2013 Still Moving, curated by Recess Activities at The James Hotel.

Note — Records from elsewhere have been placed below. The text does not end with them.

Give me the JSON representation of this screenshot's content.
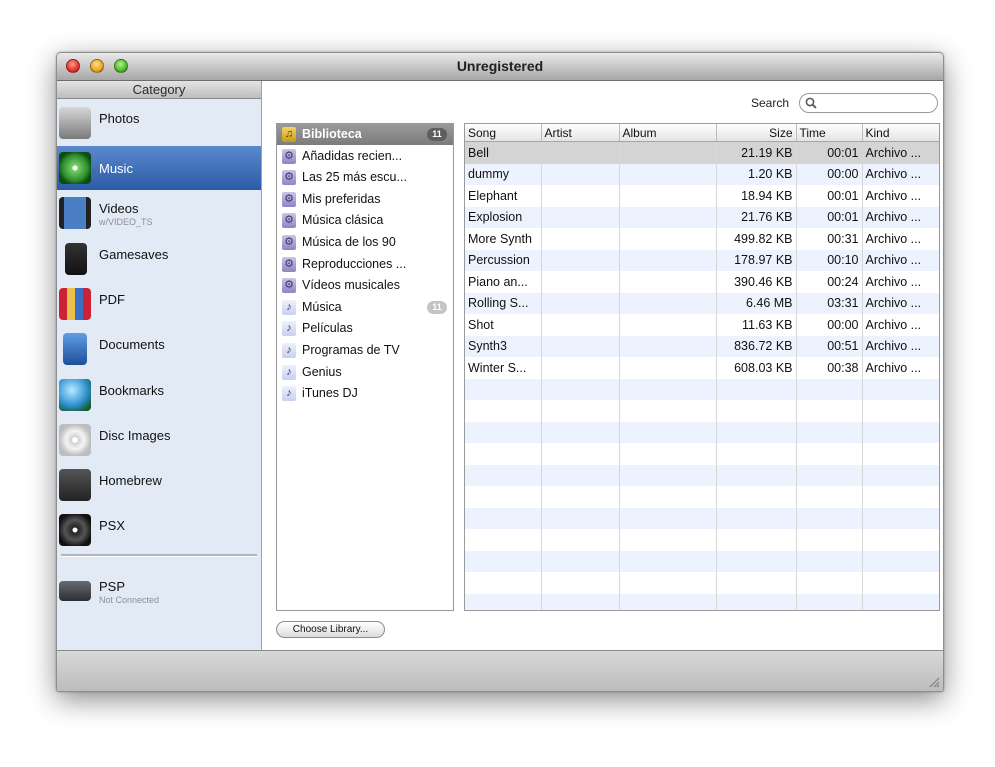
{
  "window": {
    "title": "Unregistered"
  },
  "sidebar": {
    "header": "Category",
    "items": [
      {
        "label": "Photos",
        "sublabel": "",
        "icon": "camera-icon"
      },
      {
        "label": "Music",
        "sublabel": "",
        "icon": "music-cd-icon",
        "selected": true
      },
      {
        "label": "Videos",
        "sublabel": "w/VIDEO_TS",
        "icon": "film-icon"
      },
      {
        "label": "Gamesaves",
        "sublabel": "",
        "icon": "memory-card-icon"
      },
      {
        "label": "PDF",
        "sublabel": "",
        "icon": "books-icon"
      },
      {
        "label": "Documents",
        "sublabel": "",
        "icon": "document-icon"
      },
      {
        "label": "Bookmarks",
        "sublabel": "",
        "icon": "globe-icon"
      },
      {
        "label": "Disc Images",
        "sublabel": "",
        "icon": "disc-icon"
      },
      {
        "label": "Homebrew",
        "sublabel": "",
        "icon": "clapper-icon"
      },
      {
        "label": "PSX",
        "sublabel": "",
        "icon": "vinyl-disc-icon"
      }
    ],
    "device": {
      "label": "PSP",
      "sublabel": "Not Connected",
      "icon": "psp-icon"
    }
  },
  "search": {
    "label": "Search",
    "value": "",
    "placeholder": ""
  },
  "library": {
    "items": [
      {
        "label": "Biblioteca",
        "badge": "11",
        "type": "library",
        "selected": true
      },
      {
        "label": "Añadidas recien...",
        "type": "smart"
      },
      {
        "label": "Las 25 más escu...",
        "type": "smart"
      },
      {
        "label": "Mis preferidas",
        "type": "smart"
      },
      {
        "label": "Música clásica",
        "type": "smart"
      },
      {
        "label": "Música de los 90",
        "type": "smart"
      },
      {
        "label": "Reproducciones ...",
        "type": "smart"
      },
      {
        "label": "Vídeos musicales",
        "type": "smart"
      },
      {
        "label": "Música",
        "badge": "11",
        "type": "playlist"
      },
      {
        "label": "Películas",
        "type": "playlist"
      },
      {
        "label": "Programas de TV",
        "type": "playlist"
      },
      {
        "label": "Genius",
        "type": "playlist"
      },
      {
        "label": "iTunes DJ",
        "type": "playlist"
      }
    ],
    "choose_button": "Choose Library..."
  },
  "table": {
    "columns": [
      "Song",
      "Artist",
      "Album",
      "Size",
      "Time",
      "Kind"
    ],
    "rows": [
      [
        "Bell",
        "",
        "",
        "21.19 KB",
        "00:01",
        "Archivo ..."
      ],
      [
        "dummy",
        "",
        "",
        "1.20 KB",
        "00:00",
        "Archivo ..."
      ],
      [
        "Elephant",
        "",
        "",
        "18.94 KB",
        "00:01",
        "Archivo ..."
      ],
      [
        "Explosion",
        "",
        "",
        "21.76 KB",
        "00:01",
        "Archivo ..."
      ],
      [
        "More Synth",
        "",
        "",
        "499.82 KB",
        "00:31",
        "Archivo ..."
      ],
      [
        "Percussion",
        "",
        "",
        "178.97 KB",
        "00:10",
        "Archivo ..."
      ],
      [
        "Piano an...",
        "",
        "",
        "390.46 KB",
        "00:24",
        "Archivo ..."
      ],
      [
        "Rolling S...",
        "",
        "",
        "6.46 MB",
        "03:31",
        "Archivo ..."
      ],
      [
        "Shot",
        "",
        "",
        "11.63 KB",
        "00:00",
        "Archivo ..."
      ],
      [
        "Synth3",
        "",
        "",
        "836.72 KB",
        "00:51",
        "Archivo ..."
      ],
      [
        "Winter S...",
        "",
        "",
        "608.03 KB",
        "00:38",
        "Archivo ..."
      ]
    ],
    "selected_row": 0
  }
}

New York, NY

2013 The Made-up Shrimp Hardly Enlightens Some Double Kisses, Laurel Gitlen Gallery, New York, NY

2013 Body Style, curated by Alisa Baremboym at Bull and Ram, NY

 

Select Performances

2016 Beveling the Grid collaborative performance with Chris Domenick at MoMa, curated by Recess Activities

2016 Selection From Sports Closet, Queens Museum, Queens, NY

2016 Coriolis, collaborative performance with Chris Domenick at Fylkingen, Stockholm, SWE

2016 Transaction Stall, Global Committee, Brooklyn, NY

2015 Selections From Sports Closet, Kate Werble Gallery, New York, NY

2015 Selecetions from Sports Closet, NADA New York, NY, New York

2015 Vegetable be Soap! at JTT, New York, NY

2015 Selections From Sports Closet at NADA New York, NY

2015 Selections From Sports Closet at Kate Werble Gallery, New York NY

2014 Vegetable be Soap! at Essex Flowers, New York, NY.

 

Press


Alina Tenser at Soloway Gallery by Juliet Helmke, Modern Painters, May 2017

Alina Tenser at Soloway, “Goings on Around Town” The New Yorker Magazine, April 2017

Fresh Geometry: Gary Stephan and Alina Tenser, by John Yau, Hyperallergic, March 2016

Earnest Humor, Alina Tenser interviewed by Sara Roffino, The Third Rail, Ferbruary 2016

Alina Tenser by Rachel Valinsky, Bomb Magazine, September 2015

Neon Eon, Art in America, June 2015

No Entrance, No Exit, Art Forum, February 2015

No Entrance, No Exit, The Brooklyn Rail, February 2015

No Entrance, No Exit, The New Yorker, January 2015

Bill Jenkins and Alina Tenser, The Visualist, August 2013